Activity:
All entries need to be written out again exactly, without their pictures.
(Records provided begins)
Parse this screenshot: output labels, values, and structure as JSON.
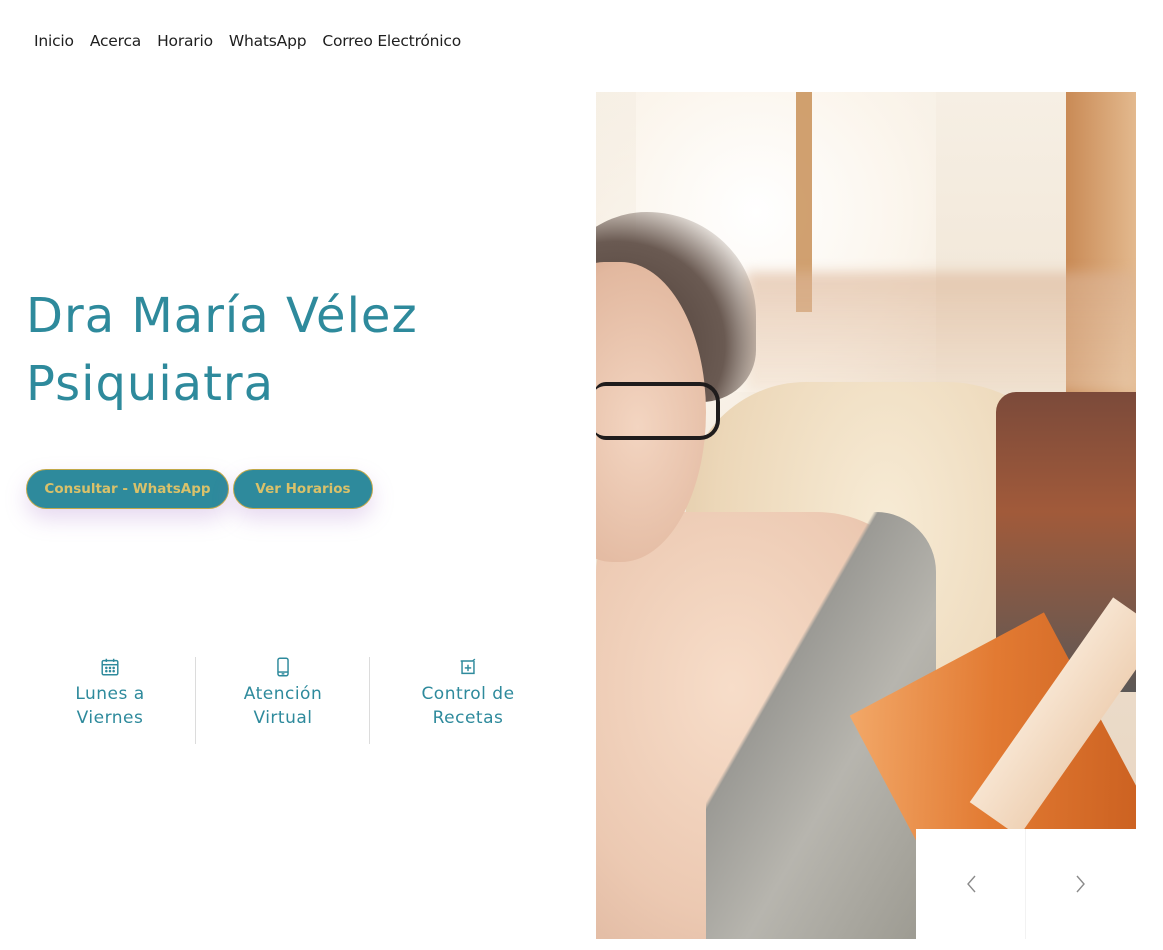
{
  "nav": {
    "items": [
      "Inicio",
      "Acerca",
      "Horario",
      "WhatsApp",
      "Correo Electrónico"
    ]
  },
  "hero": {
    "title_line1": "Dra María Vélez",
    "title_line2": "Psiquiatra",
    "cta_whatsapp": "Consultar - WhatsApp",
    "cta_schedule": "Ver Horarios"
  },
  "features": [
    {
      "icon": "calendar-icon",
      "label": "Lunes a\nViernes"
    },
    {
      "icon": "mobile-phone-icon",
      "label": "Atención\nVirtual"
    },
    {
      "icon": "prescription-icon",
      "label": "Control de\nRecetas"
    }
  ],
  "carousel": {
    "prev_icon": "chevron-left-icon",
    "next_icon": "chevron-right-icon"
  },
  "colors": {
    "accent": "#2e8a9c",
    "button_text": "#d9c16a",
    "button_border": "#c1a94a",
    "nav_text": "#1f1f1f"
  }
}
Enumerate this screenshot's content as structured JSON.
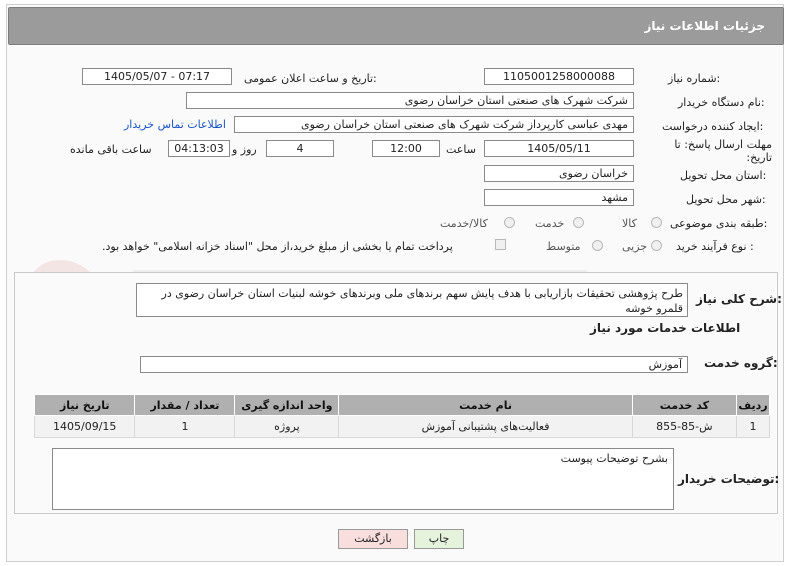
{
  "header": {
    "title": "جزئیات اطلاعات نیاز"
  },
  "fields": {
    "need_number_label": "شماره نیاز:",
    "need_number": "1105001258000088",
    "announce_label": "تاریخ و ساعت اعلان عمومی:",
    "announce_value": "1405/05/07 - 07:17",
    "buyer_org_label": "نام دستگاه خریدار:",
    "buyer_org": "شرکت شهرک های صنعتی استان خراسان رضوی",
    "requester_label": "ایجاد کننده درخواست:",
    "requester": "مهدی عباسی کارپرداز شرکت شهرک های صنعتی استان خراسان رضوی",
    "contact_link": "اطلاعات تماس خریدار",
    "deadline_label_1": "مهلت ارسال پاسخ: تا",
    "deadline_label_2": "تاریخ:",
    "deadline_date": "1405/05/11",
    "time_label": "ساعت",
    "deadline_time": "12:00",
    "days_value": "4",
    "days_label": "روز و",
    "remaining_time": "04:13:03",
    "remaining_label": "ساعت باقی مانده",
    "province_label": "استان محل تحویل:",
    "province": "خراسان رضوی",
    "city_label": "شهر محل تحویل:",
    "city": "مشهد",
    "category_label": "طبقه بندی موضوعی:",
    "category_options": [
      "کالا",
      "خدمت",
      "کالا/خدمت"
    ],
    "purchase_type_label": "نوع فرآیند خرید :",
    "purchase_options": [
      "جزیی",
      "متوسط"
    ],
    "payment_note": "پرداخت تمام یا بخشی از مبلغ خرید،از محل \"اسناد خزانه اسلامی\" خواهد بود."
  },
  "summary": {
    "label": "شرح کلی نیاز:",
    "text": "طرح پژوهشی تحقیقات بازاریابی با هدف پایش سهم برندهای ملی وبرندهای خوشه لبنیات استان خراسان رضوی در قلمرو خوشه"
  },
  "services": {
    "section_title": "اطلاعات خدمات مورد نیاز",
    "group_label": "گروه خدمت:",
    "group_value": "آموزش",
    "columns": [
      "ردیف",
      "کد خدمت",
      "نام خدمت",
      "واحد اندازه گیری",
      "تعداد / مقدار",
      "تاریخ نیاز"
    ],
    "rows": [
      {
        "row": "1",
        "code": "ش-85-855",
        "name": "فعالیت‌های پشتیبانی آموزش",
        "unit": "پروژه",
        "qty": "1",
        "date": "1405/09/15"
      }
    ]
  },
  "buyer_notes": {
    "label": "توضیحات خریدار:",
    "text": "بشرح توضیحات پیوست"
  },
  "buttons": {
    "print": "چاپ",
    "back": "بازگشت"
  },
  "colors": {
    "titlebar": "#9b9b9b",
    "link": "#1a55c8",
    "back_button": "#f9dede",
    "print_button": "#e6f3dc",
    "table_header": "#b0b0b0"
  }
}
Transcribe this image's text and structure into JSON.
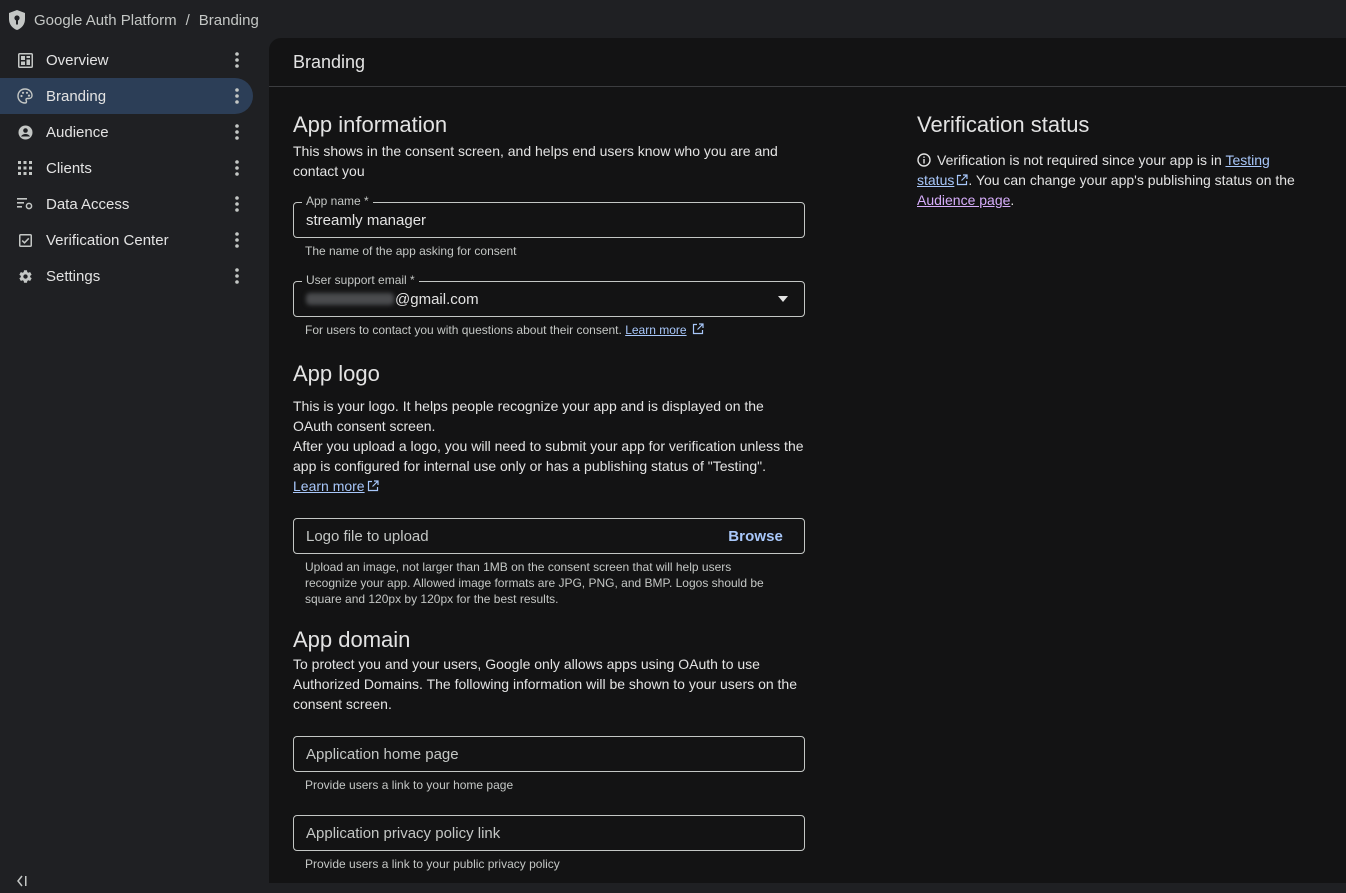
{
  "breadcrumb": {
    "app": "Google Auth Platform",
    "separator": "/",
    "current": "Branding"
  },
  "sidebar": {
    "items": [
      {
        "label": "Overview",
        "icon": "dashboard-icon",
        "active": false
      },
      {
        "label": "Branding",
        "icon": "palette-icon",
        "active": true
      },
      {
        "label": "Audience",
        "icon": "account-circle-icon",
        "active": false
      },
      {
        "label": "Clients",
        "icon": "apps-grid-icon",
        "active": false
      },
      {
        "label": "Data Access",
        "icon": "data-filter-icon",
        "active": false
      },
      {
        "label": "Verification Center",
        "icon": "checkbox-icon",
        "active": false
      },
      {
        "label": "Settings",
        "icon": "gear-icon",
        "active": false
      }
    ]
  },
  "main": {
    "title": "Branding",
    "app_info": {
      "heading": "App information",
      "description": "This shows in the consent screen, and helps end users know who you are and contact you",
      "app_name_label": "App name *",
      "app_name_value": "streamly manager",
      "app_name_hint": "The name of the app asking for consent",
      "support_email_label": "User support email *",
      "support_email_value": "@gmail.com",
      "support_email_hint": "For users to contact you with questions about their consent.",
      "learn_more": "Learn more"
    },
    "app_logo": {
      "heading": "App logo",
      "description_1": "This is your logo. It helps people recognize your app and is displayed on the OAuth consent screen.",
      "description_2": "After you upload a logo, you will need to submit your app for verification unless the app is configured for internal use only or has a publishing status of \"Testing\".",
      "learn_more": "Learn more",
      "upload_placeholder": "Logo file to upload",
      "browse_label": "Browse",
      "upload_hint": "Upload an image, not larger than 1MB on the consent screen that will help users recognize your app. Allowed image formats are JPG, PNG, and BMP. Logos should be square and 120px by 120px for the best results."
    },
    "app_domain": {
      "heading": "App domain",
      "description": "To protect you and your users, Google only allows apps using OAuth to use Authorized Domains. The following information will be shown to your users on the consent screen.",
      "home_page_placeholder": "Application home page",
      "home_page_hint": "Provide users a link to your home page",
      "privacy_placeholder": "Application privacy policy link",
      "privacy_hint": "Provide users a link to your public privacy policy"
    },
    "verification": {
      "heading": "Verification status",
      "text_1": "Verification is not required since your app is in",
      "link_testing": "Testing status",
      "text_2": ". You can change your app's publishing status on the",
      "link_audience": "Audience page",
      "text_3": "."
    }
  },
  "colors": {
    "accent": "#a8c7fa",
    "visited_link": "#d7aefb",
    "active_nav": "#2c3e57",
    "background": "#131314",
    "sidebar_bg": "#1f2023"
  }
}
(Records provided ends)
Answer for the task:
Parse this screenshot: output labels, values, and structure as JSON.
{
  "nav": {
    "items": [
      "Inicio",
      "Acerca",
      "Horario",
      "WhatsApp",
      "Correo Electrónico"
    ]
  },
  "hero": {
    "title_line1": "Dra María Vélez",
    "title_line2": "Psiquiatra",
    "cta_whatsapp": "Consultar - WhatsApp",
    "cta_schedule": "Ver Horarios"
  },
  "features": [
    {
      "icon": "calendar-icon",
      "label": "Lunes a\nViernes"
    },
    {
      "icon": "mobile-phone-icon",
      "label": "Atención\nVirtual"
    },
    {
      "icon": "prescription-icon",
      "label": "Control de\nRecetas"
    }
  ],
  "carousel": {
    "prev_icon": "chevron-left-icon",
    "next_icon": "chevron-right-icon"
  },
  "colors": {
    "accent": "#2e8a9c",
    "button_text": "#d9c16a",
    "button_border": "#c1a94a",
    "nav_text": "#1f1f1f"
  }
}
Enumerate this screenshot's content as structured JSON.
{
  "header": {
    "title": "جزئیات اطلاعات نیاز"
  },
  "fields": {
    "need_number_label": "شماره نیاز:",
    "need_number": "1105001258000088",
    "announce_label": "تاریخ و ساعت اعلان عمومی:",
    "announce_value": "1405/05/07 - 07:17",
    "buyer_org_label": "نام دستگاه خریدار:",
    "buyer_org": "شرکت شهرک های صنعتی استان خراسان رضوی",
    "requester_label": "ایجاد کننده درخواست:",
    "requester": "مهدی عباسی کارپرداز شرکت شهرک های صنعتی استان خراسان رضوی",
    "contact_link": "اطلاعات تماس خریدار",
    "deadline_label_1": "مهلت ارسال پاسخ: تا",
    "deadline_label_2": "تاریخ:",
    "deadline_date": "1405/05/11",
    "time_label": "ساعت",
    "deadline_time": "12:00",
    "days_value": "4",
    "days_label": "روز و",
    "remaining_time": "04:13:03",
    "remaining_label": "ساعت باقی مانده",
    "province_label": "استان محل تحویل:",
    "province": "خراسان رضوی",
    "city_label": "شهر محل تحویل:",
    "city": "مشهد",
    "category_label": "طبقه بندی موضوعی:",
    "category_options": [
      "کالا",
      "خدمت",
      "کالا/خدمت"
    ],
    "purchase_type_label": "نوع فرآیند خرید :",
    "purchase_options": [
      "جزیی",
      "متوسط"
    ],
    "payment_note": "پرداخت تمام یا بخشی از مبلغ خرید،از محل \"اسناد خزانه اسلامی\" خواهد بود."
  },
  "summary": {
    "label": "شرح کلی نیاز:",
    "text": "طرح پژوهشی تحقیقات بازاریابی با هدف پایش سهم برندهای ملی وبرندهای خوشه لبنیات استان خراسان رضوی در قلمرو خوشه"
  },
  "services": {
    "section_title": "اطلاعات خدمات مورد نیاز",
    "group_label": "گروه خدمت:",
    "group_value": "آموزش",
    "columns": [
      "ردیف",
      "کد خدمت",
      "نام خدمت",
      "واحد اندازه گیری",
      "تعداد / مقدار",
      "تاریخ نیاز"
    ],
    "rows": [
      {
        "row": "1",
        "code": "ش-85-855",
        "name": "فعالیت‌های پشتیبانی آموزش",
        "unit": "پروژه",
        "qty": "1",
        "date": "1405/09/15"
      }
    ]
  },
  "buyer_notes": {
    "label": "توضیحات خریدار:",
    "text": "بشرح توضیحات پیوست"
  },
  "buttons": {
    "print": "چاپ",
    "back": "بازگشت"
  },
  "colors": {
    "titlebar": "#9b9b9b",
    "link": "#1a55c8",
    "back_button": "#f9dede",
    "print_button": "#e6f3dc",
    "table_header": "#b0b0b0"
  }
}
Transcribe this image's text and structure into JSON.
{
  "breadcrumb": {
    "app": "Google Auth Platform",
    "separator": "/",
    "current": "Branding"
  },
  "sidebar": {
    "items": [
      {
        "label": "Overview",
        "icon": "dashboard-icon",
        "active": false
      },
      {
        "label": "Branding",
        "icon": "palette-icon",
        "active": true
      },
      {
        "label": "Audience",
        "icon": "account-circle-icon",
        "active": false
      },
      {
        "label": "Clients",
        "icon": "apps-grid-icon",
        "active": false
      },
      {
        "label": "Data Access",
        "icon": "data-filter-icon",
        "active": false
      },
      {
        "label": "Verification Center",
        "icon": "checkbox-icon",
        "active": false
      },
      {
        "label": "Settings",
        "icon": "gear-icon",
        "active": false
      }
    ]
  },
  "main": {
    "title": "Branding",
    "app_info": {
      "heading": "App information",
      "description": "This shows in the consent screen, and helps end users know who you are and contact you",
      "app_name_label": "App name *",
      "app_name_value": "streamly manager",
      "app_name_hint": "The name of the app asking for consent",
      "support_email_label": "User support email *",
      "support_email_value": "@gmail.com",
      "support_email_hint": "For users to contact you with questions about their consent.",
      "learn_more": "Learn more"
    },
    "app_logo": {
      "heading": "App logo",
      "description_1": "This is your logo. It helps people recognize your app and is displayed on the OAuth consent screen.",
      "description_2": "After you upload a logo, you will need to submit your app for verification unless the app is configured for internal use only or has a publishing status of \"Testing\".",
      "learn_more": "Learn more",
      "upload_placeholder": "Logo file to upload",
      "browse_label": "Browse",
      "upload_hint": "Upload an image, not larger than 1MB on the consent screen that will help users recognize your app. Allowed image formats are JPG, PNG, and BMP. Logos should be square and 120px by 120px for the best results."
    },
    "app_domain": {
      "heading": "App domain",
      "description": "To protect you and your users, Google only allows apps using OAuth to use Authorized Domains. The following information will be shown to your users on the consent screen.",
      "home_page_placeholder": "Application home page",
      "home_page_hint": "Provide users a link to your home page",
      "privacy_placeholder": "Application privacy policy link",
      "privacy_hint": "Provide users a link to your public privacy policy"
    },
    "verification": {
      "heading": "Verification status",
      "text_1": "Verification is not required since your app is in",
      "link_testing": "Testing status",
      "text_2": ". You can change your app's publishing status on the",
      "link_audience": "Audience page",
      "text_3": "."
    }
  },
  "colors": {
    "accent": "#a8c7fa",
    "visited_link": "#d7aefb",
    "active_nav": "#2c3e57",
    "background": "#131314",
    "sidebar_bg": "#1f2023"
  }
}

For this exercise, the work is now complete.